● **What to work on**: From the first line to the last, write out the material verbatim.

● **Extracted data**:
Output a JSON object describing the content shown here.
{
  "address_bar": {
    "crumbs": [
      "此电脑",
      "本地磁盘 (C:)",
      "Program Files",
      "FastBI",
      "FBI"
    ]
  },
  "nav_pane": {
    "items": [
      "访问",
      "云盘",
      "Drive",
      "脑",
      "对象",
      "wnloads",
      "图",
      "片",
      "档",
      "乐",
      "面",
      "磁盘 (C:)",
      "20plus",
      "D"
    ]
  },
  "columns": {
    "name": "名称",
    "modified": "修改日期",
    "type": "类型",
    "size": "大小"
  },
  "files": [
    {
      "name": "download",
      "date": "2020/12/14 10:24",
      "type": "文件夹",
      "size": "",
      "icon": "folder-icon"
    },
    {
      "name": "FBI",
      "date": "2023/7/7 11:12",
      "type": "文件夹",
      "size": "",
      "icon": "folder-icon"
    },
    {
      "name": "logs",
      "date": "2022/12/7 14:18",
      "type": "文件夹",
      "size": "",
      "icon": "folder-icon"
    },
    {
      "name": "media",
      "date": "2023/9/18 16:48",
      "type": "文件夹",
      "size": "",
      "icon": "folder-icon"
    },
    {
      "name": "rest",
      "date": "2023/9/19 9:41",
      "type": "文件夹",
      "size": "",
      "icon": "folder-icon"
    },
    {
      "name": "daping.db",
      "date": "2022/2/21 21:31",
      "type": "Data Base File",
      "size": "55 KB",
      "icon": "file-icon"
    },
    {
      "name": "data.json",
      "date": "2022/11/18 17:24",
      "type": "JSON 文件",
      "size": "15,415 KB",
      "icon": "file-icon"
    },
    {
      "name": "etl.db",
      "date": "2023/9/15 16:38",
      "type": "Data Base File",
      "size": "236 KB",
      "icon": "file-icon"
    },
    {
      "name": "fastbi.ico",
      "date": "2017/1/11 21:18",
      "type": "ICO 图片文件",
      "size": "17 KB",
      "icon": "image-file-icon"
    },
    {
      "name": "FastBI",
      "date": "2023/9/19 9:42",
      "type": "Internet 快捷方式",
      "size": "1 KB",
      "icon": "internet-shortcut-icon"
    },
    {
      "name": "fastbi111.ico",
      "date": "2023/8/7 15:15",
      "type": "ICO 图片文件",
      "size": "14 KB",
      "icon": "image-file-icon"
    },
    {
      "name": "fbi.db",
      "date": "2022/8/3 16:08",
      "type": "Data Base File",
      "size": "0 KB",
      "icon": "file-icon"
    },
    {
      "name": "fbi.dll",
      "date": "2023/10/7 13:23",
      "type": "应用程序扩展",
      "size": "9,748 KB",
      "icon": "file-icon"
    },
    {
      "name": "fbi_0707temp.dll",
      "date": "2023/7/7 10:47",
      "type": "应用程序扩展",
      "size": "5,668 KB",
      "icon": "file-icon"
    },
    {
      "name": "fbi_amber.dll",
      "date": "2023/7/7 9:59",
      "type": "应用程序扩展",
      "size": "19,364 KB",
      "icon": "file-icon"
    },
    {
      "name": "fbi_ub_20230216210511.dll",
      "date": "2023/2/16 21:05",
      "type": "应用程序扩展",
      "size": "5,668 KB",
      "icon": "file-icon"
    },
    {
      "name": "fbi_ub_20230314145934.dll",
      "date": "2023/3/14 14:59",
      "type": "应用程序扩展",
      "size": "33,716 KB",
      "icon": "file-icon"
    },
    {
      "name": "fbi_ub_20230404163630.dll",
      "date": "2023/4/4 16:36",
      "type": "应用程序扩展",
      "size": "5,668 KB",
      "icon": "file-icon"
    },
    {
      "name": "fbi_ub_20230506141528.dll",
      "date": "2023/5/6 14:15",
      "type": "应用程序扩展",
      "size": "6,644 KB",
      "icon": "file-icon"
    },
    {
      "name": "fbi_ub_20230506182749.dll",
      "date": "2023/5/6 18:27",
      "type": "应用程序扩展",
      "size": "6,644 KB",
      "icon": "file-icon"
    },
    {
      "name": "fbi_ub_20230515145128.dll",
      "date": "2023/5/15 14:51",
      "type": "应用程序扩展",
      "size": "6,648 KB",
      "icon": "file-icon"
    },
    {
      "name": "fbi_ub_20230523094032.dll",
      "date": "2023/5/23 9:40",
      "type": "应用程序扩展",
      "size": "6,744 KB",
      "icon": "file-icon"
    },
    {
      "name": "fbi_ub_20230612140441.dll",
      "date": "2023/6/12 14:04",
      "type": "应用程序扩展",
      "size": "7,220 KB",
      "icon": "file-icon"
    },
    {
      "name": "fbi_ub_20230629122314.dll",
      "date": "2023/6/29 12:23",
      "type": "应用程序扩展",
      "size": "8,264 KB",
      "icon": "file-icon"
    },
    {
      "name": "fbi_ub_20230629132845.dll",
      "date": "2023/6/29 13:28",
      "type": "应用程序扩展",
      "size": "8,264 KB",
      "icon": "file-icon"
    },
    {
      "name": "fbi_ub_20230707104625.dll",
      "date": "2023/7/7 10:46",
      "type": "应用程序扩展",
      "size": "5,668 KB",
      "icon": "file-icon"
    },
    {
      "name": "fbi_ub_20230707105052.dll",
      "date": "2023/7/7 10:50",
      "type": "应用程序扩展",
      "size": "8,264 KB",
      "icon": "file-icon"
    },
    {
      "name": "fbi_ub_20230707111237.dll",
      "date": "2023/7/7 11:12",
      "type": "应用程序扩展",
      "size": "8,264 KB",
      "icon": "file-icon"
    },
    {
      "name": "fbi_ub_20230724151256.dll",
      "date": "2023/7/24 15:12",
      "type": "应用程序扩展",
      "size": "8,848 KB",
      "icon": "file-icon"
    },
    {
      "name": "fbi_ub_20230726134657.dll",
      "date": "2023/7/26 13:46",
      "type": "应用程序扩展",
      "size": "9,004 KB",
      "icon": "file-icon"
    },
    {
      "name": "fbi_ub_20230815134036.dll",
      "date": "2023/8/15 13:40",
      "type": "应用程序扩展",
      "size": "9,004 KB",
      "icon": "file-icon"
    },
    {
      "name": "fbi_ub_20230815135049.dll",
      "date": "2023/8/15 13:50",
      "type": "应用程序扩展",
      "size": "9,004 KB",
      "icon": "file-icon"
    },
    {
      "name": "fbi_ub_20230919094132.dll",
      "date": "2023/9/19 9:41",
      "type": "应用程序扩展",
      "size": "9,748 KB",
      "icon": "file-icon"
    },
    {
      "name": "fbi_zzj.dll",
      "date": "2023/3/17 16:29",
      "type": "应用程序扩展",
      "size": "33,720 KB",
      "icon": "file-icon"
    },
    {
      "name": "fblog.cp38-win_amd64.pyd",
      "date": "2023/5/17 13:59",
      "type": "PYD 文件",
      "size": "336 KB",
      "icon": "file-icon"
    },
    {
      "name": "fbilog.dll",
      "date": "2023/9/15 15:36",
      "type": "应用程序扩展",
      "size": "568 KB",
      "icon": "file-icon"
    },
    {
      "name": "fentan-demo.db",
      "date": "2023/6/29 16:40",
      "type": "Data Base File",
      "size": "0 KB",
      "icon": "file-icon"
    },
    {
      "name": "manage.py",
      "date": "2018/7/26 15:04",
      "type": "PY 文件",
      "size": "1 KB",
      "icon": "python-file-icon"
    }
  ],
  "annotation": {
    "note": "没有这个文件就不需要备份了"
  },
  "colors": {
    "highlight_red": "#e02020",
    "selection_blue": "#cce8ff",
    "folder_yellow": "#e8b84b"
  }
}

● **Result of this task**:
Output a JSON object describing the content shown here.
{
  "address_bar": {
    "crumbs": [
      "此电脑",
      "本地磁盘 (C:)",
      "Program Files",
      "FastBI",
      "FBI"
    ]
  },
  "nav_pane": {
    "items": [
      "访问",
      "云盘",
      "Drive",
      "脑",
      "对象",
      "wnloads",
      "图",
      "片",
      "档",
      "乐",
      "面",
      "磁盘 (C:)",
      "20plus",
      "D"
    ]
  },
  "columns": {
    "name": "名称",
    "modified": "修改日期",
    "type": "类型",
    "size": "大小"
  },
  "files": [
    {
      "name": "download",
      "date": "2020/12/14 10:24",
      "type": "文件夹",
      "size": "",
      "icon": "folder-icon"
    },
    {
      "name": "FBI",
      "date": "2023/7/7 11:12",
      "type": "文件夹",
      "size": "",
      "icon": "folder-icon"
    },
    {
      "name": "logs",
      "date": "2022/12/7 14:18",
      "type": "文件夹",
      "size": "",
      "icon": "folder-icon"
    },
    {
      "name": "media",
      "date": "2023/9/18 16:48",
      "type": "文件夹",
      "size": "",
      "icon": "folder-icon"
    },
    {
      "name": "rest",
      "date": "2023/9/19 9:41",
      "type": "文件夹",
      "size": "",
      "icon": "folder-icon"
    },
    {
      "name": "daping.db",
      "date": "2022/2/21 21:31",
      "type": "Data Base File",
      "size": "55 KB",
      "icon": "file-icon"
    },
    {
      "name": "data.json",
      "date": "2022/11/18 17:24",
      "type": "JSON 文件",
      "size": "15,415 KB",
      "icon": "file-icon"
    },
    {
      "name": "etl.db",
      "date": "2023/9/15 16:38",
      "type": "Data Base File",
      "size": "236 KB",
      "icon": "file-icon"
    },
    {
      "name": "fastbi.ico",
      "date": "2017/1/11 21:18",
      "type": "ICO 图片文件",
      "size": "17 KB",
      "icon": "image-file-icon"
    },
    {
      "name": "FastBI",
      "date": "2023/9/19 9:42",
      "type": "Internet 快捷方式",
      "size": "1 KB",
      "icon": "internet-shortcut-icon"
    },
    {
      "name": "fastbi111.ico",
      "date": "2023/8/7 15:15",
      "type": "ICO 图片文件",
      "size": "14 KB",
      "icon": "image-file-icon"
    },
    {
      "name": "fbi.db",
      "date": "2022/8/3 16:08",
      "type": "Data Base File",
      "size": "0 KB",
      "icon": "file-icon"
    },
    {
      "name": "fbi.dll",
      "date": "2023/10/7 13:23",
      "type": "应用程序扩展",
      "size": "9,748 KB",
      "icon": "file-icon"
    },
    {
      "name": "fbi_0707temp.dll",
      "date": "2023/7/7 10:47",
      "type": "应用程序扩展",
      "size": "5,668 KB",
      "icon": "file-icon"
    },
    {
      "name": "fbi_amber.dll",
      "date": "2023/7/7 9:59",
      "type": "应用程序扩展",
      "size": "19,364 KB",
      "icon": "file-icon"
    },
    {
      "name": "fbi_ub_20230216210511.dll",
      "date": "2023/2/16 21:05",
      "type": "应用程序扩展",
      "size": "5,668 KB",
      "icon": "file-icon"
    },
    {
      "name": "fbi_ub_20230314145934.dll",
      "date": "2023/3/14 14:59",
      "type": "应用程序扩展",
      "size": "33,716 KB",
      "icon": "file-icon"
    },
    {
      "name": "fbi_ub_20230404163630.dll",
      "date": "2023/4/4 16:36",
      "type": "应用程序扩展",
      "size": "5,668 KB",
      "icon": "file-icon"
    },
    {
      "name": "fbi_ub_20230506141528.dll",
      "date": "2023/5/6 14:15",
      "type": "应用程序扩展",
      "size": "6,644 KB",
      "icon": "file-icon"
    },
    {
      "name": "fbi_ub_20230506182749.dll",
      "date": "2023/5/6 18:27",
      "type": "应用程序扩展",
      "size": "6,644 KB",
      "icon": "file-icon"
    },
    {
      "name": "fbi_ub_20230515145128.dll",
      "date": "2023/5/15 14:51",
      "type": "应用程序扩展",
      "size": "6,648 KB",
      "icon": "file-icon"
    },
    {
      "name": "fbi_ub_20230523094032.dll",
      "date": "2023/5/23 9:40",
      "type": "应用程序扩展",
      "size": "6,744 KB",
      "icon": "file-icon"
    },
    {
      "name": "fbi_ub_20230612140441.dll",
      "date": "2023/6/12 14:04",
      "type": "应用程序扩展",
      "size": "7,220 KB",
      "icon": "file-icon"
    },
    {
      "name": "fbi_ub_20230629122314.dll",
      "date": "2023/6/29 12:23",
      "type": "应用程序扩展",
      "size": "8,264 KB",
      "icon": "file-icon"
    },
    {
      "name": "fbi_ub_20230629132845.dll",
      "date": "2023/6/29 13:28",
      "type": "应用程序扩展",
      "size": "8,264 KB",
      "icon": "file-icon"
    },
    {
      "name": "fbi_ub_20230707104625.dll",
      "date": "2023/7/7 10:46",
      "type": "应用程序扩展",
      "size": "5,668 KB",
      "icon": "file-icon"
    },
    {
      "name": "fbi_ub_20230707105052.dll",
      "date": "2023/7/7 10:50",
      "type": "应用程序扩展",
      "size": "8,264 KB",
      "icon": "file-icon"
    },
    {
      "name": "fbi_ub_20230707111237.dll",
      "date": "2023/7/7 11:12",
      "type": "应用程序扩展",
      "size": "8,264 KB",
      "icon": "file-icon"
    },
    {
      "name": "fbi_ub_20230724151256.dll",
      "date": "2023/7/24 15:12",
      "type": "应用程序扩展",
      "size": "8,848 KB",
      "icon": "file-icon"
    },
    {
      "name": "fbi_ub_20230726134657.dll",
      "date": "2023/7/26 13:46",
      "type": "应用程序扩展",
      "size": "9,004 KB",
      "icon": "file-icon"
    },
    {
      "name": "fbi_ub_20230815134036.dll",
      "date": "2023/8/15 13:40",
      "type": "应用程序扩展",
      "size": "9,004 KB",
      "icon": "file-icon"
    },
    {
      "name": "fbi_ub_20230815135049.dll",
      "date": "2023/8/15 13:50",
      "type": "应用程序扩展",
      "size": "9,004 KB",
      "icon": "file-icon"
    },
    {
      "name": "fbi_ub_20230919094132.dll",
      "date": "2023/9/19 9:41",
      "type": "应用程序扩展",
      "size": "9,748 KB",
      "icon": "file-icon"
    },
    {
      "name": "fbi_zzj.dll",
      "date": "2023/3/17 16:29",
      "type": "应用程序扩展",
      "size": "33,720 KB",
      "icon": "file-icon"
    },
    {
      "name": "fblog.cp38-win_amd64.pyd",
      "date": "2023/5/17 13:59",
      "type": "PYD 文件",
      "size": "336 KB",
      "icon": "file-icon"
    },
    {
      "name": "fbilog.dll",
      "date": "2023/9/15 15:36",
      "type": "应用程序扩展",
      "size": "568 KB",
      "icon": "file-icon"
    },
    {
      "name": "fentan-demo.db",
      "date": "2023/6/29 16:40",
      "type": "Data Base File",
      "size": "0 KB",
      "icon": "file-icon"
    },
    {
      "name": "manage.py",
      "date": "2018/7/26 15:04",
      "type": "PY 文件",
      "size": "1 KB",
      "icon": "python-file-icon"
    }
  ],
  "annotation": {
    "note": "没有这个文件就不需要备份了"
  },
  "colors": {
    "highlight_red": "#e02020",
    "selection_blue": "#cce8ff",
    "folder_yellow": "#e8b84b"
  }
}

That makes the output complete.